Completing the complex is an excellent visitor centre in another
nearby converted cottage. This provides background information
and has a very helpful cutaway model of the Blackhouse. The
Blackhouse Museum is open all year round: but is closed on
Reconstruction of the Blackhouse exterior in 3ds Max showing
the thatch roof and twine structure weighted down with stones.
Reconstruction of the Blackhouse exterior in 3ds Max showing the
layer of peat slabs below the thatch, with gaps to allow smoke to
Reconstruction of the Blackhouse exterior in 3ds Max with the
entire peat layer removed, showing the structure of the lower
Reconstruction of the Blackhouse exterior in 3ds Max with all
upper layers removed showing only the internal A-frame structure
A cleit with a Blackhouse-style thatched roof, note the curved ends
(Fleming 2005, 93 - Although this is a cleit, the Blackhouse roofs
looked exactly the same.
The addition of chimneys.
• The building housing the museum, No. 42 Arnol, is generally
authentic, though now roofed to a much higher standard,
especially at the byre end, than would have been typical at the
time. It also spares visitors the experience of sharing a roof
with the animals, and some of the 1900s additions like lino
floors and roughly hung wallpaper extending into the roof have
also been removed.
But even if what you see today is a slightly sanitized version of
life in a Blackhouse, the atmosphere is still remarkable:
literally. With a peat fire smoldering away in the central hearth,
you might emerge free of the smell of animals, but you will
certainly emerge wondering how the residents survived the all
pervasive peat smoke
A general view down the Street around
1930, note the blackhouses have had their
AN EXAMPLE: THE LEWIS
Although the Lewis blackhouses have a look of real antiquity,
most of the upstanding ruins were built less than 150 years
ago. Many were still roofed until the 1970s but without the
necessary annual repairs deteriorated rapidly; as people
moved into more modern dwellings with indoor plumbing and
better heating, most have fallen into ruin. However, black
houses are increasingly being restored, especially for use as
The blackhouses on the Isle of Lewis have roofs thatched with
cereal straw over turf and thick, stone-lined walls with an
earthen core.
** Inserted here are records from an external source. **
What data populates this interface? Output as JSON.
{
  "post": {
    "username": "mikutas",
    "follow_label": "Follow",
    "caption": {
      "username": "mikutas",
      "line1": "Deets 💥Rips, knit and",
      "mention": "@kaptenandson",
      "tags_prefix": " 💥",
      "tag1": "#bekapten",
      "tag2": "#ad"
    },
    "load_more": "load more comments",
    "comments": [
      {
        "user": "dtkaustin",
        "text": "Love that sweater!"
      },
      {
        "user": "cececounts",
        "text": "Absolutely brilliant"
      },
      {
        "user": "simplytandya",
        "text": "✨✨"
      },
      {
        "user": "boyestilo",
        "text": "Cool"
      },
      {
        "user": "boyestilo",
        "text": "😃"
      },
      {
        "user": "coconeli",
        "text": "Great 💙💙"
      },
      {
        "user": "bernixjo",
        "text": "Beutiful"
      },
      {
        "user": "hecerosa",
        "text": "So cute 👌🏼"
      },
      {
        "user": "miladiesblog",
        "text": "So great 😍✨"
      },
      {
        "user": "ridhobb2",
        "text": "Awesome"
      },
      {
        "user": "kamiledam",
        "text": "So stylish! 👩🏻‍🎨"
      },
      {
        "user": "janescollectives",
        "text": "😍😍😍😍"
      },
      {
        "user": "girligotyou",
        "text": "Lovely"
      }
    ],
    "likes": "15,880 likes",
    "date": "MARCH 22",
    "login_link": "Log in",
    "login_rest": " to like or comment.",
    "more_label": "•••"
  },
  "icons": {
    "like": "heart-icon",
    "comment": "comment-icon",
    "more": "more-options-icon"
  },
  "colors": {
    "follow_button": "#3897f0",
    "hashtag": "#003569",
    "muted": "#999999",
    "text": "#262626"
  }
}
Roof timbers rise from the inner face of the walls
providing a characteristic ledge at the wall head (tobhta). This
gives access to the roof for thatching. Both the animals and
occupants shared the same door, living at different ends of the
same space. Several long ranges, or rooms, were usually built
alongside each other, each one having its own ridgeline giving
them the very distinctive look of the Lewis blackhouse.
The immediate origins of the
blackhouse are unclear as few
examples have ever been
excavated. One reason for this
is that, unlike their later
counterparts, the early
examples may have been made
of turf and thatch and quickly
returned to the earth once
abandoned. As one of the most
primitive forms of the North
Atlantic longhouse tradition it is
very probable that the roots of
the blackhouse, in which cattle
and humans shared the same
roof, is well over 1000 years old.
The Lewis examples have
clearly been modified to survive
in the tough environment of the
Outer Hebrides. Low rounded
roofs, elaborately roped were
developed to resist the strong
Atlantic winds and thick walls
to provide insulation and to
support the sideways forces of
the short driftwood roof